— WHAT THE EXERCISE ASKS —
Which lines in the records below contain the word "true"? Return each of them.

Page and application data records

....................

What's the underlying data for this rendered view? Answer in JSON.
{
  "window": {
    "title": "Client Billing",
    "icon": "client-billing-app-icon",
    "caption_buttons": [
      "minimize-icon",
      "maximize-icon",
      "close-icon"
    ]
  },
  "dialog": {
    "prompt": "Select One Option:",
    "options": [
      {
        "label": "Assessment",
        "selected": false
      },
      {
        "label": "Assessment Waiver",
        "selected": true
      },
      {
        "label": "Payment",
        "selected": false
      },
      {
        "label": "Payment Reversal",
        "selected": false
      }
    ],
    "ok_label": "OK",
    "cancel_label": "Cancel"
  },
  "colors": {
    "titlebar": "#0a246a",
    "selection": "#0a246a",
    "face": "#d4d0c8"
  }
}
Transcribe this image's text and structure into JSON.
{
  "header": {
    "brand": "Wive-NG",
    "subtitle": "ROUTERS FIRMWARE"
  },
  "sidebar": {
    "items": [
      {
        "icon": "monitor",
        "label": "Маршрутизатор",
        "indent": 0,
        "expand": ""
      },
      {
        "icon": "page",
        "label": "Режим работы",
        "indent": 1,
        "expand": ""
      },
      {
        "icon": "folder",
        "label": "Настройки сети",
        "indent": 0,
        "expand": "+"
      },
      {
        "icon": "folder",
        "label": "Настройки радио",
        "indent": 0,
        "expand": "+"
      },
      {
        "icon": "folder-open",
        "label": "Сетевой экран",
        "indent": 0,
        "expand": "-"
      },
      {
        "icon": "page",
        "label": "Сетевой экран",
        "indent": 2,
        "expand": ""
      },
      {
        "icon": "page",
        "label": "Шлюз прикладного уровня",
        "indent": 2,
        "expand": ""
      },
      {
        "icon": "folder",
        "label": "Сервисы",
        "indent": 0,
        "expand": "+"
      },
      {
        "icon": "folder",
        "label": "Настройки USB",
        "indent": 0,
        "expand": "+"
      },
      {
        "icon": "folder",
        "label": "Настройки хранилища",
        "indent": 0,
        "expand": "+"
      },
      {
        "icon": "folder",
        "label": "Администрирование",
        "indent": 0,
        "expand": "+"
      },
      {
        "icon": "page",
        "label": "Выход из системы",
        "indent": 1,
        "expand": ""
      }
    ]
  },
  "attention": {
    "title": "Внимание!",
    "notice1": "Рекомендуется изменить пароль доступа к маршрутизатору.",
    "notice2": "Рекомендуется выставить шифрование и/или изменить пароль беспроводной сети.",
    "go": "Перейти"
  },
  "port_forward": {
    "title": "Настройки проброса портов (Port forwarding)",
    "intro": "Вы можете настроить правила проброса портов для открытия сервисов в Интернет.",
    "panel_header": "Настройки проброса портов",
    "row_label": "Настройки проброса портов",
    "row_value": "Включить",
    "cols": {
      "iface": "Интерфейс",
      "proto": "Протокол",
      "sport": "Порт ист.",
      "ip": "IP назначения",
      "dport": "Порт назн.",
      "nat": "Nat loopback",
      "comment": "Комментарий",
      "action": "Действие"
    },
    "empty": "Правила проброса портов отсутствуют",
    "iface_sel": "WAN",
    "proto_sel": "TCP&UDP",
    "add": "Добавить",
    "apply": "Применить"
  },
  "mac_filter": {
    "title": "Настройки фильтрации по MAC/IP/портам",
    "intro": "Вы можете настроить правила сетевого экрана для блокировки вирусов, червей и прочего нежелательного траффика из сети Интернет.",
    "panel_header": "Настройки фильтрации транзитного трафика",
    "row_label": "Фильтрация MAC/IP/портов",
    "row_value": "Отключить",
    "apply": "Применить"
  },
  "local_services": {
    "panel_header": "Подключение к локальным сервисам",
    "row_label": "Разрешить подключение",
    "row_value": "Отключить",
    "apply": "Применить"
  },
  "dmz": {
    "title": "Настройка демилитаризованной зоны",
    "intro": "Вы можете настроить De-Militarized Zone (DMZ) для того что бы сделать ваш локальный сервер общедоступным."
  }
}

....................

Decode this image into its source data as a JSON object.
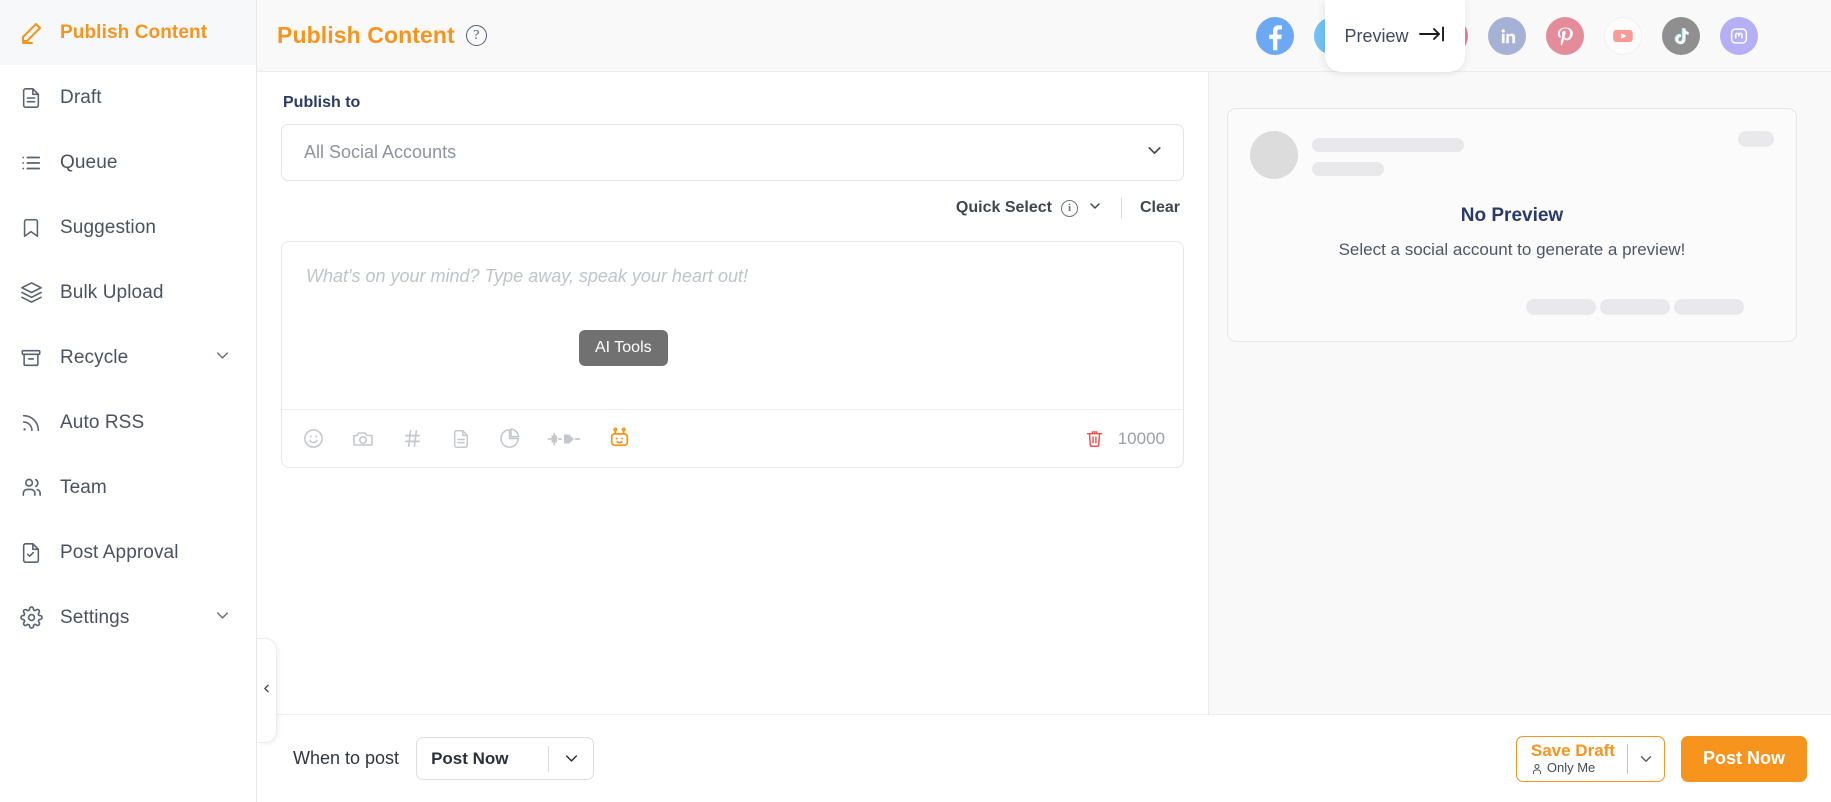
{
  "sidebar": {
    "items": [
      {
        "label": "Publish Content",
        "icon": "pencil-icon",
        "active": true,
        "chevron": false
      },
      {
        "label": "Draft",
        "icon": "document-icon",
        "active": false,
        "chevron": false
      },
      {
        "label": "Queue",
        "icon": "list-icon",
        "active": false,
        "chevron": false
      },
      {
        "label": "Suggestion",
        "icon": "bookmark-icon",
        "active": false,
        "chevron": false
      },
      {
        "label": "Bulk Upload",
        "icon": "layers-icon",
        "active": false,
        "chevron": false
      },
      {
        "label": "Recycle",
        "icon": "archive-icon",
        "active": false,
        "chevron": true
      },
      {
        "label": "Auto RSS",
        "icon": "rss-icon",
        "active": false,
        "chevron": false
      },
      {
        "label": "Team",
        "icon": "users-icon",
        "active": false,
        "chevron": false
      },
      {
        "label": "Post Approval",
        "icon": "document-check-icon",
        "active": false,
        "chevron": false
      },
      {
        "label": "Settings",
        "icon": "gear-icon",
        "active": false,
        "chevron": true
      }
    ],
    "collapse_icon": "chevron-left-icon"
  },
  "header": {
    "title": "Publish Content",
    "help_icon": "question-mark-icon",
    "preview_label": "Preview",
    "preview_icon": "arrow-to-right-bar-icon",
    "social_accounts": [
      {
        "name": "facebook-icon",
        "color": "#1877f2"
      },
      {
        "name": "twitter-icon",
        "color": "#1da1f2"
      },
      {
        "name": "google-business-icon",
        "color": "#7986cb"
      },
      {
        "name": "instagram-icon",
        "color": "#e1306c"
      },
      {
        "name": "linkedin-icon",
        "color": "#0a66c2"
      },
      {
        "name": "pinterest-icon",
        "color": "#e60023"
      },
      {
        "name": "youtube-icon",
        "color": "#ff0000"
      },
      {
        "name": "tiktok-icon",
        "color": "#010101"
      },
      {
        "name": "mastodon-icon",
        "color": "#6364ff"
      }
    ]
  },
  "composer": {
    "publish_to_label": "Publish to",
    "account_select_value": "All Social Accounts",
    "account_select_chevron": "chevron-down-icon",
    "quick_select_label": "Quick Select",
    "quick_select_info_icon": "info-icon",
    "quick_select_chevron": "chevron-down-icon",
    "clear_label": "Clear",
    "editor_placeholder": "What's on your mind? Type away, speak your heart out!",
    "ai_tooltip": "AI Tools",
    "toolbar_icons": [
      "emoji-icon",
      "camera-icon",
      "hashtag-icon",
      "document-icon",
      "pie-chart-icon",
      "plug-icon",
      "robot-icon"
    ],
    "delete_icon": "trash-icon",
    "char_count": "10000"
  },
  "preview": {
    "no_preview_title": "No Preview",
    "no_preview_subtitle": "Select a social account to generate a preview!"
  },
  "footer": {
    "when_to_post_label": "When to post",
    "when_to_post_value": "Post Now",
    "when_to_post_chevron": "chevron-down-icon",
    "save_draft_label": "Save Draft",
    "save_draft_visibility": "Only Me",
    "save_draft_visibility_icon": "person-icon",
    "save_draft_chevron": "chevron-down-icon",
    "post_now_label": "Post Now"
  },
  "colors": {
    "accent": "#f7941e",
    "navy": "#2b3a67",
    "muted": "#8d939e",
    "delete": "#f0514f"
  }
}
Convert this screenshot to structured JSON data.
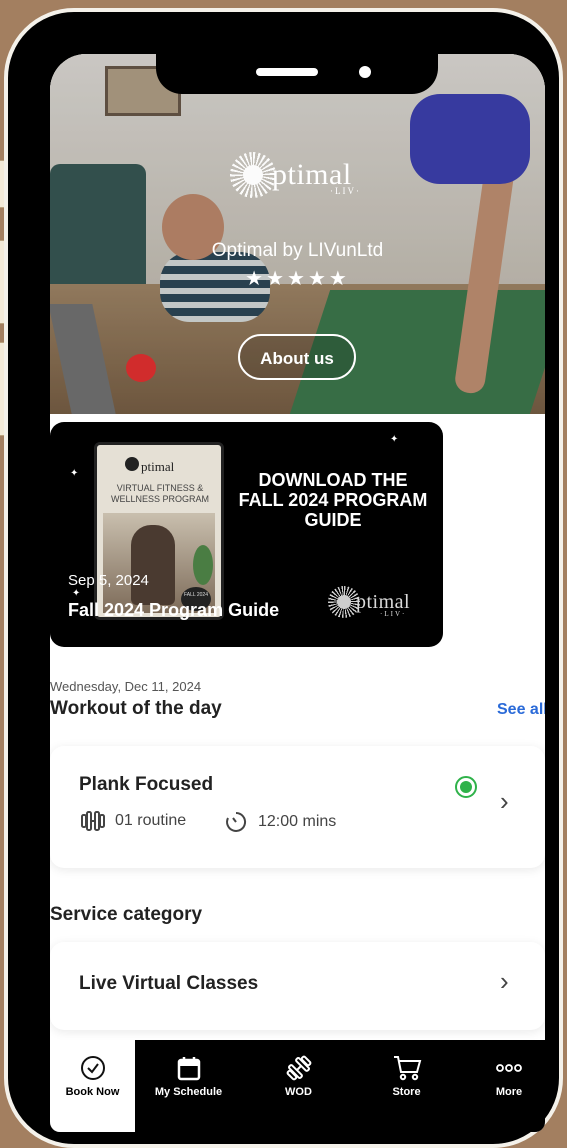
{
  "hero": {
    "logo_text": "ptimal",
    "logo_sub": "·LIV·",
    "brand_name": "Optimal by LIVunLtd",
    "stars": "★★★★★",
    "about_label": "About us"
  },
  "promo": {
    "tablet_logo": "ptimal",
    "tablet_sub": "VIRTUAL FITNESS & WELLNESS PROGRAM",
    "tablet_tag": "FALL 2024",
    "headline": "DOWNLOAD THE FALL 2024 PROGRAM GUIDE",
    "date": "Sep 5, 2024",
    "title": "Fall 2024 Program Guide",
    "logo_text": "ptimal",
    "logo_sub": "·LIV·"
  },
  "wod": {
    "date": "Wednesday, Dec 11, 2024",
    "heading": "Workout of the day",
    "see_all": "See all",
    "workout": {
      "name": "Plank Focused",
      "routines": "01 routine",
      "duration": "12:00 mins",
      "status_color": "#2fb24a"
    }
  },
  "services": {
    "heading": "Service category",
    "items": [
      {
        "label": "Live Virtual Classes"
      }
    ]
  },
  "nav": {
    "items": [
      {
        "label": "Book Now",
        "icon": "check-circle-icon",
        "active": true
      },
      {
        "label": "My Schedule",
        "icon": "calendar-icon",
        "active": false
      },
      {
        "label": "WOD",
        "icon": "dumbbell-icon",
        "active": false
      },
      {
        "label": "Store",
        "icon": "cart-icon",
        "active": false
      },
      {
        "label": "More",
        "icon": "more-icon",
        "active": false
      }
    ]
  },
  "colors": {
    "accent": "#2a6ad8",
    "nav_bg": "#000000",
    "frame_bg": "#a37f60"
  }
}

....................

— RESULT OF THIS EXERCISE —
        "selected": true
        "active": true,
        "chevron": true
        "chevron": true
        "active": true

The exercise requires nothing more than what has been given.